New research has found that healthy pets — cats and dogs — may be a source of Multidrug-resistant organisms (MDROs), or humans may be passing them into their pets, according to the study reported by Guardian.
MDROs are bacteria that resist drug treatment from more than one type of antibiotic. The bacteria gradually evolve and become more potent than the drug being used to eliminate them.
According to an estimate, 1.3 million deaths were caused by drug-resistant bacteria and nearly 5 million worldwide deaths in 2019 were linked to such evolved bacteria.
The research — yet to be presented at this weekend’s European Congress of Clinical Microbiology and Infectious Diseases in Copenhagen — said that the cross-infection risk is low.
Dr Carolin Hackmann from Charité University Hospital Berlin carried out the study on more than 2,800 hospitalised patients and their accompanying pets.
Pets harbouring a number of such bacteria and microorganisms have become a serious concern throughout the world. To conduct a study on this matter, researchers collected samples of hospitalised patients and their companion pets living in their houses.
In this study, the genetic sequencing method allowed researchers to identify the genes which cause drug resistance and 30% of patients were identified as having such bacteria. The cat owners had a 9% of positivity rate whereas, the rate was higher in dog owners at 11%.
The owners were asked to send the samples and in four of the cases, the organisms of same species were found in both pets and owners having the same levels of drug resistance.

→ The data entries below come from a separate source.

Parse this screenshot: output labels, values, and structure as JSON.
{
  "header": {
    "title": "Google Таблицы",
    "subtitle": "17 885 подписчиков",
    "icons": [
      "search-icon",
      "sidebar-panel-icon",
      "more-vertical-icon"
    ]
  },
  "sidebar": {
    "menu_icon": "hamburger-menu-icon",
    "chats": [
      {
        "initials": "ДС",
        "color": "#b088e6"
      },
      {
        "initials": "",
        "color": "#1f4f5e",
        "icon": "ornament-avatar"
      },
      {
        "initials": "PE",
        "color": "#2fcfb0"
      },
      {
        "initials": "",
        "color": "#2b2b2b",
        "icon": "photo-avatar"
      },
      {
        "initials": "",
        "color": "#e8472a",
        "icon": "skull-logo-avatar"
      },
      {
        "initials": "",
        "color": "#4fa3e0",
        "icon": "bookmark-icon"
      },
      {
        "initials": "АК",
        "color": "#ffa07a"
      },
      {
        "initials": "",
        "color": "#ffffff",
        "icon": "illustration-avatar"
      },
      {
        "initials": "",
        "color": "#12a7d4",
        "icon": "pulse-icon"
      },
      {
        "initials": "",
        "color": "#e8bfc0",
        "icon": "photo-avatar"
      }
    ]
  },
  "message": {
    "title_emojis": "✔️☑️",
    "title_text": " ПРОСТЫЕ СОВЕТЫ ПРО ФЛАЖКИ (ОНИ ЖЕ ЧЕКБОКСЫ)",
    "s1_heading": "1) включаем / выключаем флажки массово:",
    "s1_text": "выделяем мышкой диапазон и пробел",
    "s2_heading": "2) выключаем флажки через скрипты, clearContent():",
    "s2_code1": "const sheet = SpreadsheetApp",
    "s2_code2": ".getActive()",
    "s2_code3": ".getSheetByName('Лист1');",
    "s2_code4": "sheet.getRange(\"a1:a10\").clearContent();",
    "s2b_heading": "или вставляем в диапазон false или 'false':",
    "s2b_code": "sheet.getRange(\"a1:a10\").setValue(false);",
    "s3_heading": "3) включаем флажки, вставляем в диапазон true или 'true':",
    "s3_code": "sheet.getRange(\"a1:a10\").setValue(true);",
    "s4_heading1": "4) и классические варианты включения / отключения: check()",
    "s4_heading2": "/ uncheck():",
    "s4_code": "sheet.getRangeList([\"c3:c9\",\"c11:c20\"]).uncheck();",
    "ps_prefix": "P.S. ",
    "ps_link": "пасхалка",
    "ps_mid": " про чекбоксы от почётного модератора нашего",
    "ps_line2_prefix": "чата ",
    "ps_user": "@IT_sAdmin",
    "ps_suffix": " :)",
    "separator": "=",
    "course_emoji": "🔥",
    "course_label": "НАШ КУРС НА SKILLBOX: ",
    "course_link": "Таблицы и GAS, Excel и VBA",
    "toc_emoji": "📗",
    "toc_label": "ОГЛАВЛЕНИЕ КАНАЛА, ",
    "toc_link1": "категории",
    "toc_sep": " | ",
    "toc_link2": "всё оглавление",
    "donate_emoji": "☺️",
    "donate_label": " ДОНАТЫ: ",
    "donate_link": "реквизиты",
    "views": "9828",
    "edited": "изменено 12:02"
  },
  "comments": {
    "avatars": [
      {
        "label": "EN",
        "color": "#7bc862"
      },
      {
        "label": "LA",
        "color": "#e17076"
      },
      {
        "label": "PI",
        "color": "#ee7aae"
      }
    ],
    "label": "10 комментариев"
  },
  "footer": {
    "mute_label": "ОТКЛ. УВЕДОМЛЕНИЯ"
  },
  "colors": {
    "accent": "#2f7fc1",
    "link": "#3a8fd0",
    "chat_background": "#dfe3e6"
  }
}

Hackmann while talking about its spread was quoted as saying: “Although the level of sharing between hospital patients and their pets in our study is very low, carriers can shed bacteria into their environment for months, and they can be a source of infection for other more vulnerable people in hospital such as those with a weak immune system and the very young or old.”